With the game reset, McIlrath was whistled for roughing on Nelson. The Islanders kept the power play moving and Tavares hit a sneaking Nick Leddy, who shot before Lundqvist could set himself. After 40 minutes of basically nothing, the Islanders suddenly had two goals in a little over two minutes and a lead to protect.
They did so with almost 15 minutes of uninterrupted keep away. They had a few chances, but mainly chose to kick the puck out of their zone with juuuuuuuuuuuuuuuuuuuuuuuust enough zip to avoid icing. It was tense (and, frankly, a little dangerous), but the period flew by without whistles and, blessedly, without commercials.
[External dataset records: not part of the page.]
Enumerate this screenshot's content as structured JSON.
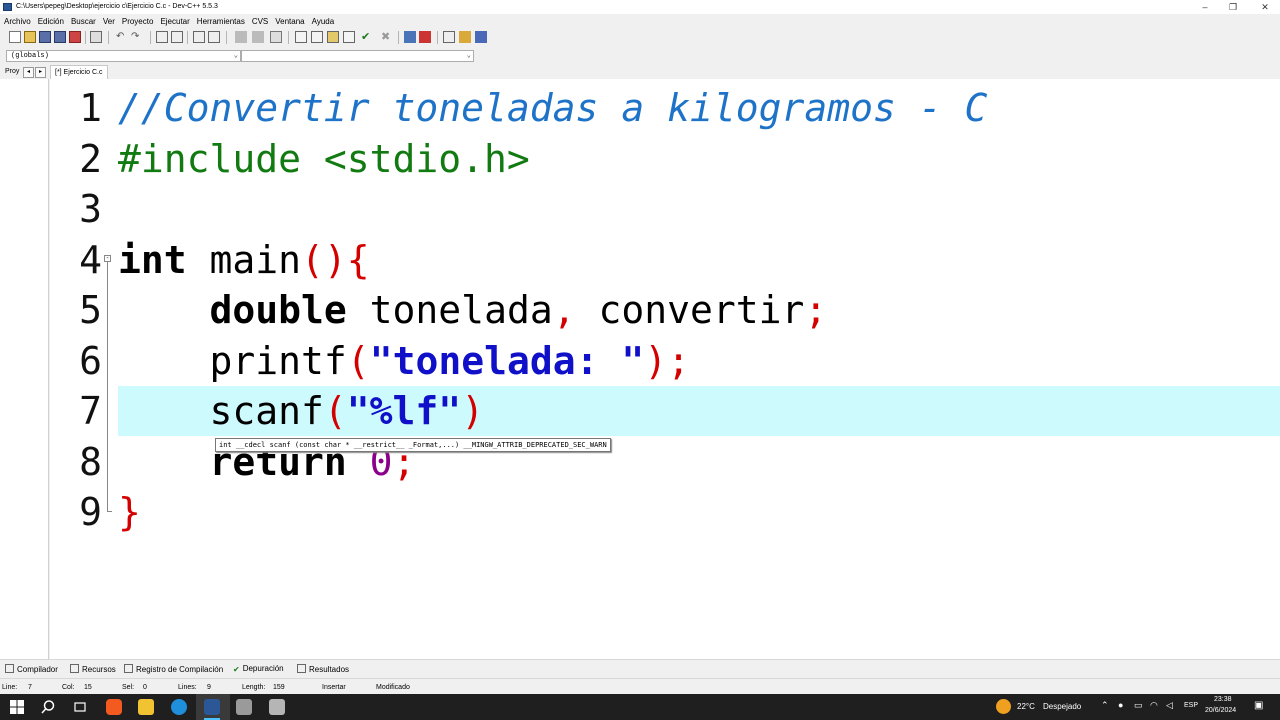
{
  "window": {
    "title": "C:\\Users\\pepeg\\Desktop\\ejercicio  c\\Ejercicio C.c - Dev-C++ 5.5.3",
    "controls": [
      "–",
      "❐",
      "✕"
    ]
  },
  "menu": [
    "Archivo",
    "Edición",
    "Buscar",
    "Ver",
    "Proyecto",
    "Ejecutar",
    "Herramientas",
    "CVS",
    "Ventana",
    "Ayuda"
  ],
  "selectors": {
    "scope": "(globals)",
    "member": ""
  },
  "tabs": {
    "project_tab": "Proy",
    "file_tab": "[*] Ejercicio C.c"
  },
  "editor": {
    "line_numbers": [
      "1",
      "2",
      "3",
      "4",
      "5",
      "6",
      "7",
      "8",
      "9"
    ],
    "lines": {
      "l1_comment": "//Convertir toneladas a kilogramos - C",
      "l2_include": "#include <stdio.h>",
      "l4_type": "int",
      "l4_name": " main",
      "l4_parens": "()",
      "l4_brace": "{",
      "l5_indent": "    ",
      "l5_type": "double",
      "l5_var1": " tonelada",
      "l5_comma": ",",
      "l5_var2": " convertir",
      "l5_semi": ";",
      "l6_func": "printf",
      "l6_open": "(",
      "l6_str": "\"tonelada: \"",
      "l6_close": ");",
      "l7_func": "scanf",
      "l7_open": "(",
      "l7_str": "\"%lf\"",
      "l7_close": ")",
      "l8_kw": "return",
      "l8_num": " 0",
      "l8_semi": ";",
      "l9_brace": "}"
    },
    "tooltip": "int __cdecl scanf (const char * __restrict__ _Format,...) __MINGW_ATTRIB_DEPRECATED_SEC_WARN"
  },
  "bottom_tabs": [
    "Compilador",
    "Recursos",
    "Registro de Compilación",
    "Depuración",
    "Resultados"
  ],
  "status": {
    "line_label": "Line:",
    "line_value": "7",
    "col_label": "Col:",
    "col_value": "15",
    "sel_label": "Sel:",
    "sel_value": "0",
    "lines_label": "Lines:",
    "lines_value": "9",
    "length_label": "Length:",
    "length_value": "159",
    "mode": "Insertar",
    "state": "Modificado"
  },
  "taskbar": {
    "weather_temp": "22°C",
    "weather_desc": "Despejado",
    "lang": "ESP",
    "time": "23:38",
    "date": "20/6/2024"
  }
}
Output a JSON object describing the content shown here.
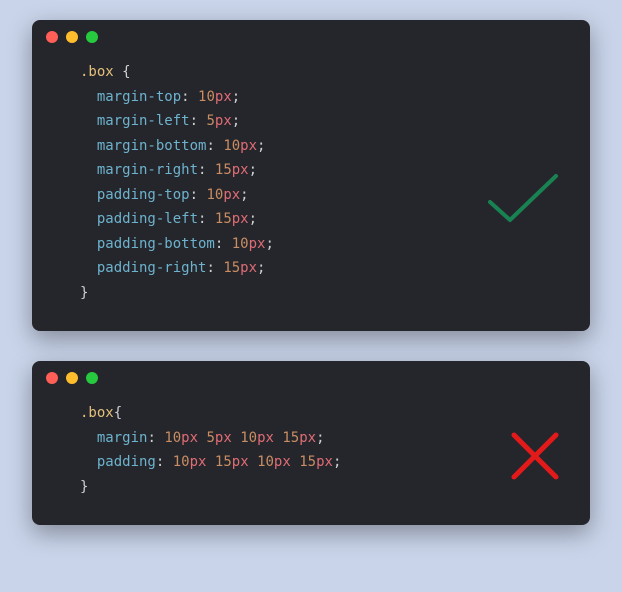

The Rangers' best chances came on a power play just after Leddy scored, but mostly the shots throughout the period weren't threatening and Halak was there.
The Rangers pulled Lundqvist with about a minute to go and got some time in the Islanders' zone, but Kyle Okposo picked up a loose puck and shot it from almost center ice for the empty netter.
Leddy was named the first star (and he was excellent at cutting through Rangers defense, particularly in the third), but Halak was the real player of the game. He made 34 saves, saved the Islanders' bacon in the first, and is now 8-0 in his encounters against Lundqvist.
Fun and Merriment
Yeah, okay Tanner Glass. Keep flapping those wings. Maybe they'll fly you back to Hartford.
The Boychuk Boys strike again.
Adam Pelech played another fine game, earning his first NHL point on Nelson's goal (how, we don't know). In the first, he took a skate in the face and left, but returned for the second with a scar that makes him look like one of the old 12" G.I. Joe figures (without the lifelike beard).
Hey, kid! Those seats are brand new. Take it easy. Go beat up your own building.